▶ [TO DO] Would you return the data below exactly as it stands, with every picture left out?

_ _ _

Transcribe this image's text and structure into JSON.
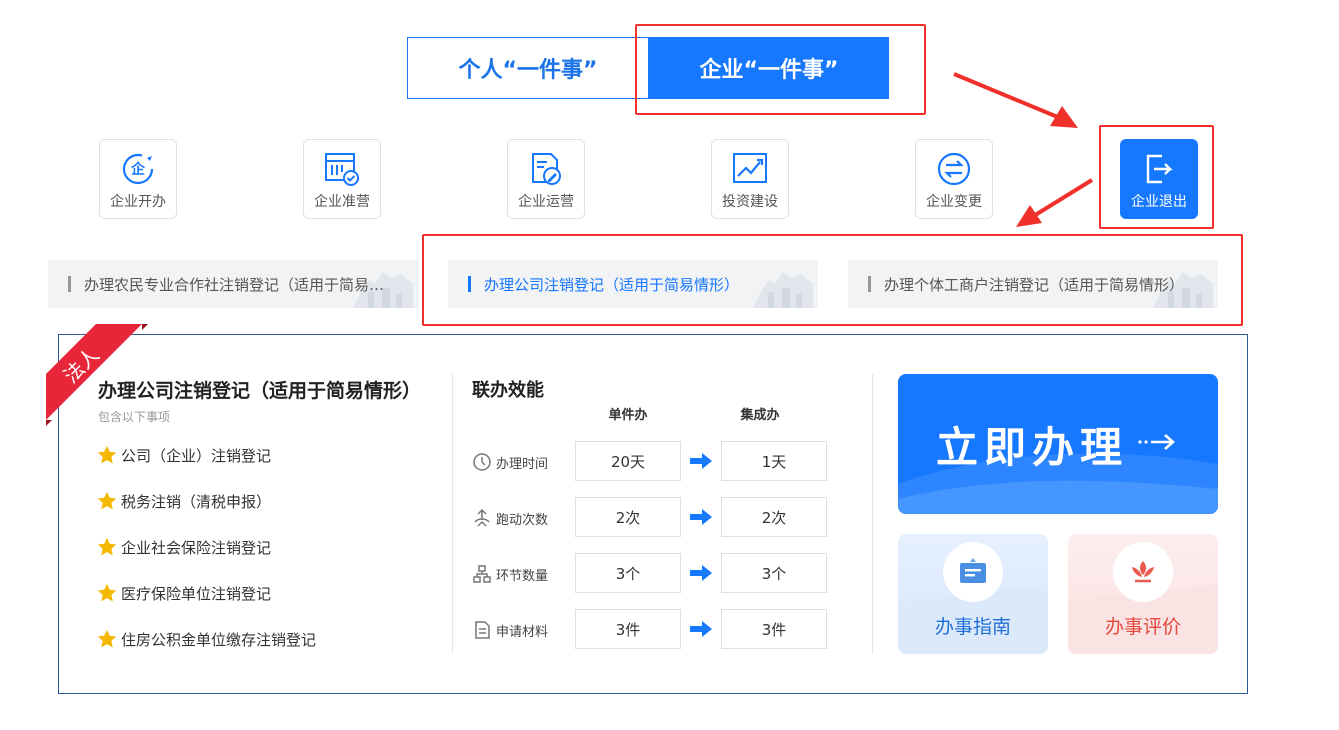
{
  "tabs": {
    "personal": "个人“一件事”",
    "enterprise": "企业“一件事”"
  },
  "categories": [
    {
      "label": "企业开办",
      "icon": "company-setup-icon"
    },
    {
      "label": "企业准营",
      "icon": "permit-icon"
    },
    {
      "label": "企业运营",
      "icon": "operation-icon"
    },
    {
      "label": "投资建设",
      "icon": "investment-chart-icon"
    },
    {
      "label": "企业变更",
      "icon": "change-icon"
    },
    {
      "label": "企业退出",
      "icon": "exit-icon"
    }
  ],
  "sub_items": [
    {
      "label": "办理农民专业合作社注销登记（适用于简易情形）"
    },
    {
      "label": "办理公司注销登记（适用于简易情形）"
    },
    {
      "label": "办理个体工商户注销登记（适用于简易情形）"
    }
  ],
  "detail": {
    "ribbon": "法人",
    "title": "办理公司注销登记（适用于简易情形）",
    "subtitle": "包含以下事项",
    "items": [
      "公司（企业）注销登记",
      "税务注销（清税申报）",
      "企业社会保险注销登记",
      "医疗保险单位注销登记",
      "住房公积金单位缴存注销登记"
    ]
  },
  "efficiency": {
    "title": "联办效能",
    "col_single": "单件办",
    "col_integrated": "集成办",
    "rows": [
      {
        "label": "办理时间",
        "single": "20天",
        "integrated": "1天"
      },
      {
        "label": "跑动次数",
        "single": "2次",
        "integrated": "2次"
      },
      {
        "label": "环节数量",
        "single": "3个",
        "integrated": "3个"
      },
      {
        "label": "申请材料",
        "single": "3件",
        "integrated": "3件"
      }
    ]
  },
  "actions": {
    "handle_now": "立即办理",
    "guide": "办事指南",
    "evaluate": "办事评价"
  },
  "colors": {
    "primary": "#1677ff",
    "highlight": "#f0302a",
    "guide_text": "#1f6fd6",
    "evaluate_text": "#e3483c"
  }
}
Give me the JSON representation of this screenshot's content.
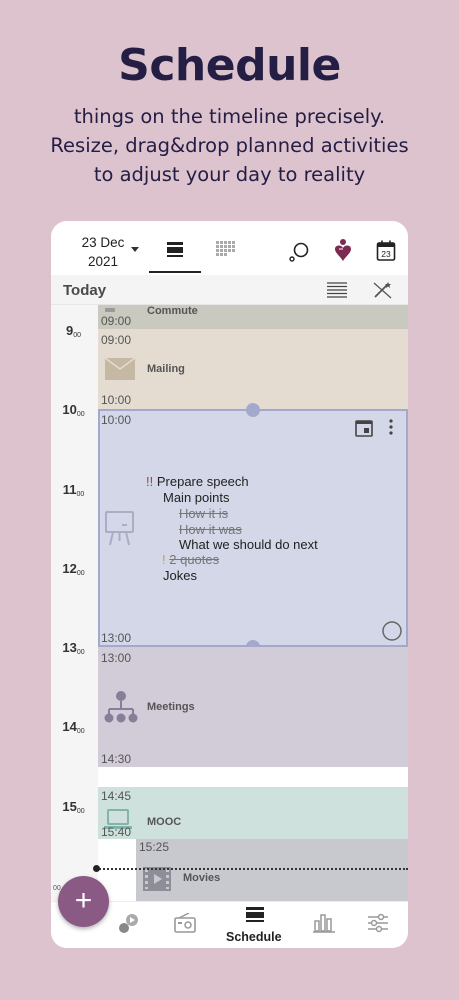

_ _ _

▶ [EXERCISE OUTPUT]
Transcribe this image's text and structure into JSON.
{
  "tabs": {
    "personal": "个人“一件事”",
    "enterprise": "企业“一件事”"
  },
  "categories": [
    {
      "label": "企业开办",
      "icon": "company-setup-icon"
    },
    {
      "label": "企业准营",
      "icon": "permit-icon"
    },
    {
      "label": "企业运营",
      "icon": "operation-icon"
    },
    {
      "label": "投资建设",
      "icon": "investment-chart-icon"
    },
    {
      "label": "企业变更",
      "icon": "change-icon"
    },
    {
      "label": "企业退出",
      "icon": "exit-icon"
    }
  ],
  "sub_items": [
    {
      "label": "办理农民专业合作社注销登记（适用于简易情形）"
    },
    {
      "label": "办理公司注销登记（适用于简易情形）"
    },
    {
      "label": "办理个体工商户注销登记（适用于简易情形）"
    }
  ],
  "detail": {
    "ribbon": "法人",
    "title": "办理公司注销登记（适用于简易情形）",
    "subtitle": "包含以下事项",
    "items": [
      "公司（企业）注销登记",
      "税务注销（清税申报）",
      "企业社会保险注销登记",
      "医疗保险单位注销登记",
      "住房公积金单位缴存注销登记"
    ]
  },
  "efficiency": {
    "title": "联办效能",
    "col_single": "单件办",
    "col_integrated": "集成办",
    "rows": [
      {
        "label": "办理时间",
        "single": "20天",
        "integrated": "1天"
      },
      {
        "label": "跑动次数",
        "single": "2次",
        "integrated": "2次"
      },
      {
        "label": "环节数量",
        "single": "3个",
        "integrated": "3个"
      },
      {
        "label": "申请材料",
        "single": "3件",
        "integrated": "3件"
      }
    ]
  },
  "actions": {
    "handle_now": "立即办理",
    "guide": "办事指南",
    "evaluate": "办事评价"
  },
  "colors": {
    "primary": "#1677ff",
    "highlight": "#f0302a",
    "guide_text": "#1f6fd6",
    "evaluate_text": "#e3483c"
  }
}
Give me the JSON representation of this screenshot's content.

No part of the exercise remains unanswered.